**Task goal**
The records below need to be repeated exactly, with every picture left out.

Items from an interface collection

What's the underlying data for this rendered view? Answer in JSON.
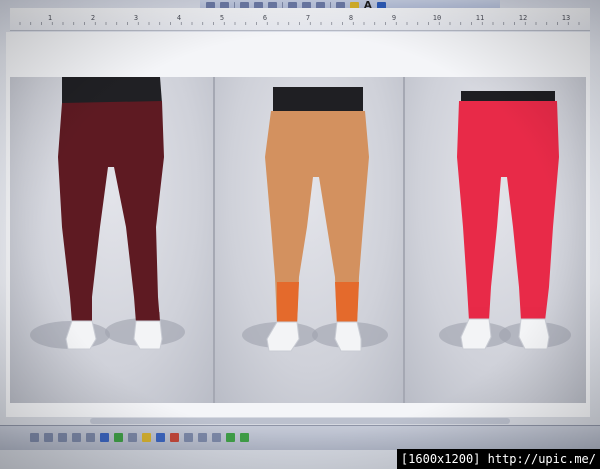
{
  "watermark": {
    "text": "[1600x1200] http://upic.me/"
  },
  "ruler": {
    "numbers": [
      "1",
      "2",
      "3",
      "4",
      "5",
      "6",
      "7",
      "8",
      "9",
      "10",
      "11",
      "12",
      "13"
    ]
  },
  "photo": {
    "panels": [
      {
        "legging_color": "#5e1a22",
        "top_color": "#202024",
        "ankle_color": "#5e1a22"
      },
      {
        "legging_color": "#d3915f",
        "top_color": "#1f1f23",
        "ankle_color": "#e46a2c"
      },
      {
        "legging_color": "#e82a48",
        "top_color": "#1e1e22",
        "ankle_color": "#e82a48"
      }
    ],
    "shoe_color": "#f3f4f6"
  }
}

**Task answer**
What's the underlying data for this rendered view? Answer in JSON.
{
  "watermark": {
    "text": "[1600x1200] http://upic.me/"
  },
  "ruler": {
    "numbers": [
      "1",
      "2",
      "3",
      "4",
      "5",
      "6",
      "7",
      "8",
      "9",
      "10",
      "11",
      "12",
      "13"
    ]
  },
  "photo": {
    "panels": [
      {
        "legging_color": "#5e1a22",
        "top_color": "#202024",
        "ankle_color": "#5e1a22"
      },
      {
        "legging_color": "#d3915f",
        "top_color": "#1f1f23",
        "ankle_color": "#e46a2c"
      },
      {
        "legging_color": "#e82a48",
        "top_color": "#1e1e22",
        "ankle_color": "#e82a48"
      }
    ],
    "shoe_color": "#f3f4f6"
  }
}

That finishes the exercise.